When we compare ourselves to others, whether we as individuals compare ourselves to other Christians or we as a church compare ourselves to other churches, it is hard to see our worth, our gifts and our potential.
There is a quote I read a number of years ago and I keep it on my desk to remind myself not to think myself so lowly. It is by Marianne Williamson in a book titled “A Return to Love” about what makes us feel inferior and what holds us back.
“Our deepest fear is not that we are inadequate. Our deepest fear is that we are powerful beyond measure. It is our light, not our darkness that most frightens us. We ask ourselves, “Who am I to be brilliant, gorgeous, talented, and fabulous?” Actually, who are you not to be? You are a child of God. Your playing small does not serve the world. There is nothing enlightened about shrinking so that other people will not feel insecure around you. We are all meant to shine, as children do. We were born to make manifest the glory of God that is within us. It is not just in some of us; it is in everyone and as we let our own light shine, we unconsciously give others permission to do the same. As we are liberated from our own fear, our presence automatically liberates others.”
Humility is not a matter of thinking of ourselves as inadequate. I don’t like the way the dictionary defines humble. The dictionary says humble includes these definitive marks: to have a feeling of insignificance, inferiority, subservience, to be low in rank or status, and to be courteously respectful. Humility for people of faith is to not be proud or arrogant, but we don’t have to feel insignificant or inferior. Humility is to understand that we have great potential because we are God’s children and He has given us gifts to fulfill that potential.
Today, after church, I’m going to be talking to the Board and tomorrow with the Elders about a plan to discern our God-given potential by capturing a vision of who God has gifted and called us to be. I’ll invite you to participate in the process in a couple weeks once the Board and Elders have accepted their role in the process. This will be different than the triad work you did with Pastor Nik. This work we’ll embark on will require us to dream big about what we are capable of becoming and doing. It will require us stop comparing ourselves to bigger churches or the past. It will require us to stop thinking small or seeing barriers. Visioning work is about seeing the future through the eyes of God.

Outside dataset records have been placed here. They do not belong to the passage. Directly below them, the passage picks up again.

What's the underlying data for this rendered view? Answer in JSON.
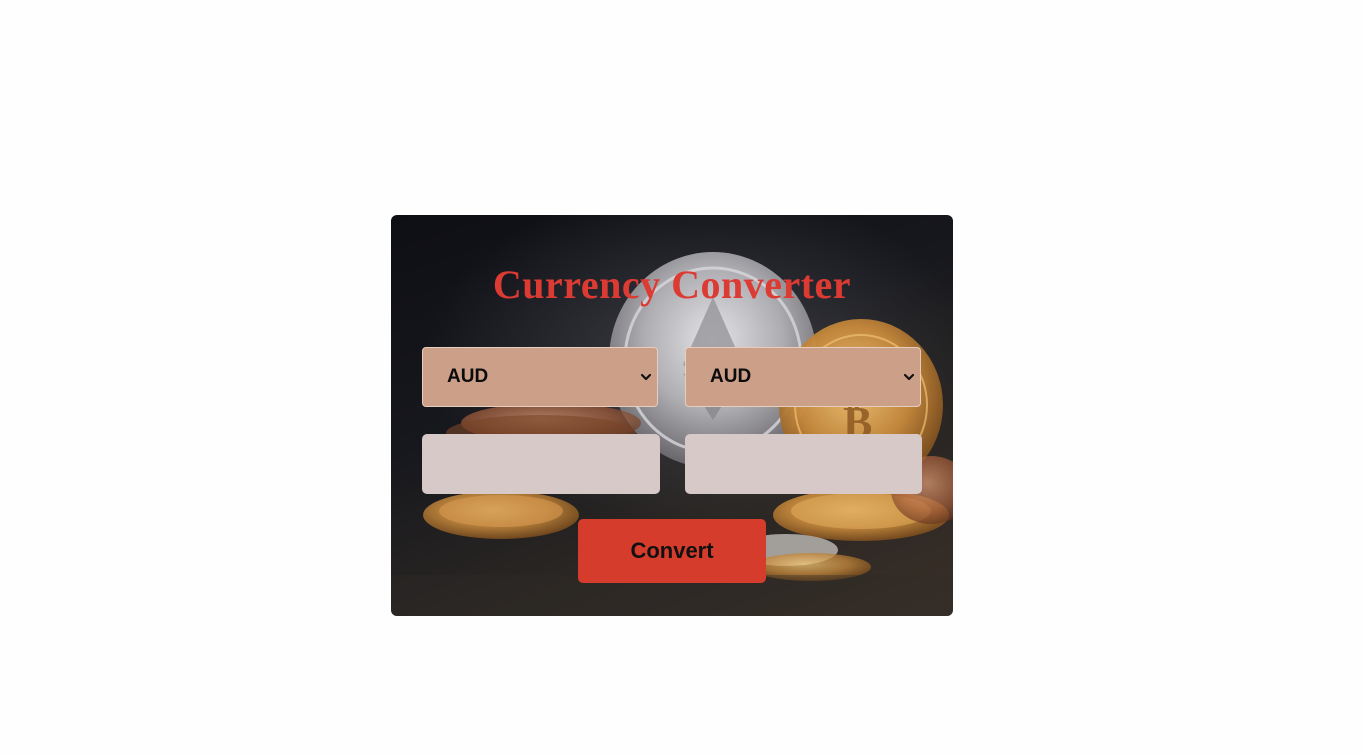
{
  "converter": {
    "title": "Currency Converter",
    "from_currency": "AUD",
    "to_currency": "AUD",
    "from_amount": "",
    "to_amount": "",
    "convert_label": "Convert"
  },
  "colors": {
    "title": "#dc3b34",
    "select_bg": "#cc9f88",
    "input_bg": "#d8c9c9",
    "button_bg": "#d63c2c"
  },
  "icons": {
    "dropdown": "chevron-down-icon",
    "background": "crypto-coins-image"
  }
}
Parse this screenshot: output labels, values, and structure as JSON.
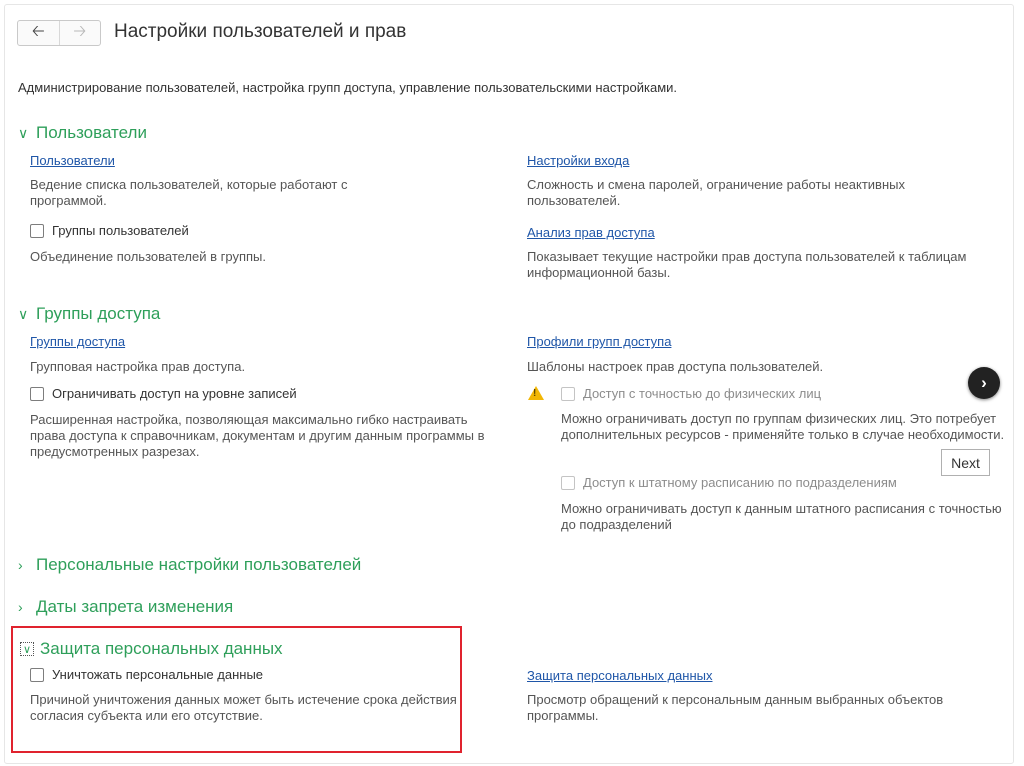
{
  "nav": {
    "back_icon": "arrow-left",
    "forward_icon": "arrow-right"
  },
  "title": "Настройки пользователей и прав",
  "description": "Администрирование пользователей, настройка групп доступа, управление пользовательскими настройками.",
  "sections": {
    "users": {
      "title": "Пользователи",
      "users_link": "Пользователи",
      "users_help": "Ведение списка пользователей, которые работают с программой.",
      "user_groups_checkbox": "Группы пользователей",
      "user_groups_help": "Объединение пользователей в группы.",
      "login_settings_link": "Настройки входа",
      "login_settings_help": "Сложность и смена паролей, ограничение работы неактивных пользователей.",
      "rights_analysis_link": "Анализ прав доступа",
      "rights_analysis_help": "Показывает текущие настройки прав доступа пользователей к таблицам информационной базы."
    },
    "access_groups": {
      "title": "Группы доступа",
      "groups_link": "Группы доступа",
      "groups_help": "Групповая настройка прав доступа.",
      "record_level_checkbox": "Ограничивать доступ на уровне записей",
      "record_level_help": "Расширенная настройка, позволяющая максимально гибко настраивать права доступа к справочникам, документам и другим данным программы в предусмотренных разрезах.",
      "profiles_link": "Профили групп доступа",
      "profiles_help": "Шаблоны настроек прав доступа пользователей.",
      "individuals_checkbox": "Доступ с точностью до физических лиц",
      "individuals_help": "Можно ограничивать доступ по группам физических лиц. Это потребует дополнительных ресурсов - применяйте только в случае необходимости.",
      "staffing_checkbox": "Доступ к штатному расписанию по подразделениям",
      "staffing_help": "Можно ограничивать доступ к данным штатного расписания с точностью до подразделений"
    },
    "personal_settings": {
      "title": "Персональные настройки пользователей"
    },
    "change_prohibition": {
      "title": "Даты запрета изменения"
    },
    "personal_data": {
      "title": "Защита персональных данных",
      "destroy_checkbox": "Уничтожать персональные данные",
      "destroy_help": "Причиной уничтожения данных может быть истечение срока действия согласия субъекта или его отсутствие.",
      "protection_link": "Защита персональных данных",
      "protection_help": "Просмотр обращений к персональным данным выбранных объектов программы."
    }
  },
  "tour": {
    "next_label": "Next"
  },
  "colors": {
    "section_green": "#2e9f5a",
    "link_blue": "#1f56a8",
    "highlight_red": "#e0232e",
    "warning_yellow": "#f2b705"
  }
}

I know there is some fear of what the future may hold. Rightly so. If things continue as they currently are with no changes in membership, money or commitment…well, that’s easy to predict and dwell on. Churches that are thriving and growing today are ones that engage all members giving them opportunities to use their gifts given their abilities and opportunities for others to come and participate with us. We have a choice. We can see the future with the limits of our human eyes or we can see the future through the eyes of God to see we as Christ’s church can be. I choose the latter and I’m inviting you on a journey to see what God sees.